A Sudden Color Change on Lake Kivu

A Sudden Color Change on Lake Kivu

In April 2016, the waters of Lake Kivu in central Africa changed color unexpectedly. The blue freshwater lake turned milky in color, as viewed from boats and from space. Such a sudden change would attract the attention of people anywhere in the world, but it commands particular attention when you live on the edge of a lake known to harbor potentially deadly stores of gas.

Lake Kivu is one of Africa’s “great lakes,” and it straddles the border between Rwanda and the Democratic Republic of the Congo. The lake is a source of drinking water and fish, as well as a transportation route, ;for nearly two million people.

But it is also connected to the volcanic plumbing of the East African Rift. There are vast stores of dissolved methane and carbon dioxide in the depths of Lake Kivu, which is a concern because other lakes in Africa have been known to abruptly discharge gas and suffocate people nearby. For this reason, scientists have been monitoring water and volcanic conditions through the Lake Kivu Monitoring Program (LKMP), and engineers have been developing a platform for extracting those gases to produce energy and to reduce the hazard.

Augusta Umutoni, head of the LKMP, noted that another research team detected some seismic and volcanic activity in the region in April, which initially heightened concern about the lake. But observations by Umutoni’s team showed that this month’s color change was actually much less ominous. Lake Kivu is going through a “whiting event” similar to those that occasionally happen on the Great Lakes of North America and several large lake (such as Geneva) in Europe. The Moderate Resolution Imaging Spectroradiometer (MODIS) instruments on NASA’s Terra and Aqua satellites peeked through the clouds to acquire three natural-color images of the lake whiting event on April 10, 18, and 20, 2016.

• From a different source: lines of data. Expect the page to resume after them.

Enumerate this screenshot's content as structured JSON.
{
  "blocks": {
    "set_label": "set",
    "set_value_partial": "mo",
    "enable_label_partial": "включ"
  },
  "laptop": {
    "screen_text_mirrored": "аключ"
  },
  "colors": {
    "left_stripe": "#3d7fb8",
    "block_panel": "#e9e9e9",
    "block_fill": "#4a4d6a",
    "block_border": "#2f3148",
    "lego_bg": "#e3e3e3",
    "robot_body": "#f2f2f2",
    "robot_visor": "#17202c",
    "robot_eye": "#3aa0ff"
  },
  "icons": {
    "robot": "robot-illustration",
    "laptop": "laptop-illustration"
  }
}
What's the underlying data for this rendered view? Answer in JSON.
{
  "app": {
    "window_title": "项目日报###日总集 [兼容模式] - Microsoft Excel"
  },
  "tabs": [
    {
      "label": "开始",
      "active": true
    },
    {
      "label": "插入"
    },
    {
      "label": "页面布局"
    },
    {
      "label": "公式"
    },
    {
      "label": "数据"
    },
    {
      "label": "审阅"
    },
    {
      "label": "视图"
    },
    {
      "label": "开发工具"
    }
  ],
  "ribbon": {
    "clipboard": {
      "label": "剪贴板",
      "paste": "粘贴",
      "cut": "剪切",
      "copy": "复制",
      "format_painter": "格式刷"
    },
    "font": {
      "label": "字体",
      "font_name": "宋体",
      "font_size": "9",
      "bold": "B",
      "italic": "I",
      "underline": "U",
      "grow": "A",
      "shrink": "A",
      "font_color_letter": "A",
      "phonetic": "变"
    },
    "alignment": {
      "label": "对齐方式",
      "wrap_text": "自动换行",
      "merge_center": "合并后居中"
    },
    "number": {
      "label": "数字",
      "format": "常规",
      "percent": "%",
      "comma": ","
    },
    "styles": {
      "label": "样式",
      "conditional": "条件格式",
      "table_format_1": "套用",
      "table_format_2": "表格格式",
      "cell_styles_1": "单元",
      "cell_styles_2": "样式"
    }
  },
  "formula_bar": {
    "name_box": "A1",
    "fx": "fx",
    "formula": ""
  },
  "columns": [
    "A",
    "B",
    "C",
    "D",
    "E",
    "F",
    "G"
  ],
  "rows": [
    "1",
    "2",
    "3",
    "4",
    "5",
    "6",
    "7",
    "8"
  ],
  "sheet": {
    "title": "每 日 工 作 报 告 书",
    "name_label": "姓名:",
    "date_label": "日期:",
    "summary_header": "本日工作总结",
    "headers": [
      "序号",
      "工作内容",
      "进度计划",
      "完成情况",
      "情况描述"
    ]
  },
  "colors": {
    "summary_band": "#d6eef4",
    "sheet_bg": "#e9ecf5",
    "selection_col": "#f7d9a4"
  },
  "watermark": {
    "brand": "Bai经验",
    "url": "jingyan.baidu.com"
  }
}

Whiting occurs when air and water temperatures rise, as does the pH level near the surface, in a lake that is rich in calcium carbonate. As the temperature and pH rise, the carbonates start to precipitate out of the water as calcite particles that have a white or gray color. Phytoplankton blooms can also lead to whiting-like effects.

“We don’t yet know for sure what caused this particular whiting event at Lake Kivu,” said Martin Schmid of the Swiss Federal Institute of Aquatic Science and Technology. “It is certainly unusually strong, but there have been similar weaker events before. It can be caused by a phytoplankton bloom, by high surface water temperatures, or by a combination of both.”

Robert Hecky of the University of Minnesota-Duluth added that mixing of the surface waters with lower layers can bring up more calcium and nutrients from the depths, promoting blooms or whiting events. “The mixing is an annual event, but the intensity of response of carbonate precipitation varies,” he said. “East African lakes do respond to El Niño events, and the current El Niño may also have had an affect on the physical processes in the lake.”

NASA images by Jeff Schmaltz, LANCE/EOSDIS Rapid Response. Caption by Michael Carlowicz, with image interpretation help from Cynthia Ebinger (University of Rochester), Jarmo Gummerus (ContourGlobal/KivuWatt Ltd.), and Augusta Umutoni (Lake Kivu Monitoring Program).